Making bets on volatility has never been more popular.
Nor has it been riskier.
For signs that investors are hungry to wager on future price swings, look no further than the cottage industry that’s popped up around the CBOE Volatility Index, or VIX. Their preferred vehicles are a series of exchange-traded products linked to the so-called “fear gauge” that have shares outstanding at or near record highs.
Traders have also grown increasingly fond of betting against volatility, once again using VIX-linked instruments. Their willingness to do so has made shorting volatility one of the market’s most crowded trades as the VIX has hovered near record lows for the past couple months.
The combined effect of these wildly sought-after bullish and bearish VIX trades has created unprecedented risk in the volatility market, according to Macro Risk Advisors (MRA), a firm that arranges volatility trades.
When VIX futures move more than two points, products linked to the index have to buy 85,000 contracts at the close — more than double the highest levels seen in the period from 2014 to 2016, MRA data show.
This is due to the daily rebalancing that needs to occur in leveraged products, which are designed to provide returns that amplify VIX fluctuations. The ProShares Trust Ultra VIX Short-Term Futures ETF, which aims to move twice as much as the underlying index, is an example of one such instrument.
So how does this tie back into the broader stock market? Pravit Chintawongvanich, the head of derivatives strategy at MRA, explains:
“A relatively minor move in the S&P could spark an outsized move in volatility, due to this rebalance buying,” he said in a client note on Wednesday.
He highlights the market action on August 10, when the S&P 500 slipped 1.5%, while the VIX jumped a whopping five points, from 11.11 to 16.04. It was an outsized reaction no matter how you slice it.
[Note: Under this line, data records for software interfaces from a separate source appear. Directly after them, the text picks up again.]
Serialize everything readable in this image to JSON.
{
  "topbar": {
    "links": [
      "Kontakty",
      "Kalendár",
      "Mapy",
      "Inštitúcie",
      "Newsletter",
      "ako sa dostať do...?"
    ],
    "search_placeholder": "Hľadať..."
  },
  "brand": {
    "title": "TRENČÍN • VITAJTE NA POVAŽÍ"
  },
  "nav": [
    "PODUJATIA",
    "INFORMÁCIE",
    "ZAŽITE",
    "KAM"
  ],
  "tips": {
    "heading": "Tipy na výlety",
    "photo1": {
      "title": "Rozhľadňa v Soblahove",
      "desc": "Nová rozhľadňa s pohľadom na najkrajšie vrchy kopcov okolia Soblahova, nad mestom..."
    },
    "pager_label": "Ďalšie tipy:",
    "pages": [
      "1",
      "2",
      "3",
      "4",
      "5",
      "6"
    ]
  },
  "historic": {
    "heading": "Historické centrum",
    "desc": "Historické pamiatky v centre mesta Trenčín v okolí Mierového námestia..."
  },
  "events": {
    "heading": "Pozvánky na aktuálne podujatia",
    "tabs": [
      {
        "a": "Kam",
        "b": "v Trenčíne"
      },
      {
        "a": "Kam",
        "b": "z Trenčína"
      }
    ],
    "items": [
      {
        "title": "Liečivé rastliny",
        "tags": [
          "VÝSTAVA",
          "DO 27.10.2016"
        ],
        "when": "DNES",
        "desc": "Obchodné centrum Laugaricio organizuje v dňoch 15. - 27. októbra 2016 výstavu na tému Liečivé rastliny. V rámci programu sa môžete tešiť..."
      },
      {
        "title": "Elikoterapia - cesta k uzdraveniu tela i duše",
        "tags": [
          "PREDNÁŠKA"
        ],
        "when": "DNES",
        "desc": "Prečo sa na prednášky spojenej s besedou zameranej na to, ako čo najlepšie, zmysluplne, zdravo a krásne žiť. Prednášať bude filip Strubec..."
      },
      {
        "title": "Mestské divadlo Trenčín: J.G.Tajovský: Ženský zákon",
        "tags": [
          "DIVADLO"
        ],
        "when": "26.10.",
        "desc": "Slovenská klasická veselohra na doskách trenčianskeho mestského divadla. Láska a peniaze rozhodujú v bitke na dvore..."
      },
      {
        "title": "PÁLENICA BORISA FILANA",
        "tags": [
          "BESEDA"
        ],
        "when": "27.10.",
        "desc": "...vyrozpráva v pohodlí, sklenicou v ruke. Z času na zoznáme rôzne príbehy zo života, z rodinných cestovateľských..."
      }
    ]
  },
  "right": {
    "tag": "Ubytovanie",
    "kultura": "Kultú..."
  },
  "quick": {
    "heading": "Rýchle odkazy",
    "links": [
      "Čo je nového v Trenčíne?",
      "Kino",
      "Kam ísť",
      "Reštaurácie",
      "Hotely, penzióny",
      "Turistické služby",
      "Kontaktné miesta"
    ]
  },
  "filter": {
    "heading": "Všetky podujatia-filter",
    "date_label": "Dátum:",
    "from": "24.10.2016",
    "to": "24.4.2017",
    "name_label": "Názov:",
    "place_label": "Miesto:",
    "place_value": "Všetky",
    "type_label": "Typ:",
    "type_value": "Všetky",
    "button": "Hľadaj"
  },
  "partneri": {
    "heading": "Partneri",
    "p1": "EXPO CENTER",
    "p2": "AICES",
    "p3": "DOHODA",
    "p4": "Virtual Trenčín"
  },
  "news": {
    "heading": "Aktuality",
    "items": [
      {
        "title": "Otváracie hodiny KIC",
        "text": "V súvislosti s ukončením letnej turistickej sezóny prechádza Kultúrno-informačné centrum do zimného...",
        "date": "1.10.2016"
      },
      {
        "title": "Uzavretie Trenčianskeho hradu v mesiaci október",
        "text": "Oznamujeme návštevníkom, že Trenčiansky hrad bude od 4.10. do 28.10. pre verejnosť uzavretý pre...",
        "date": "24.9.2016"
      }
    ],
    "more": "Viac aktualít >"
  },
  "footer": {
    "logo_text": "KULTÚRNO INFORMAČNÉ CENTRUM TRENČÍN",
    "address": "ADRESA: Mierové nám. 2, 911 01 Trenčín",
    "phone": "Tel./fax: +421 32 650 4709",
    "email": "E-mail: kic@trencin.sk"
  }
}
Looking forward, if the dynamics in the volatility market continue along their current path, it’s likely you’ll be seeing more days like that. And MRA’s analysis is just the latest example of how potentially dangerous betting on the VIX can be, especially if you don’t understand what you’re buying. Which is not as crazy an idea as you may think.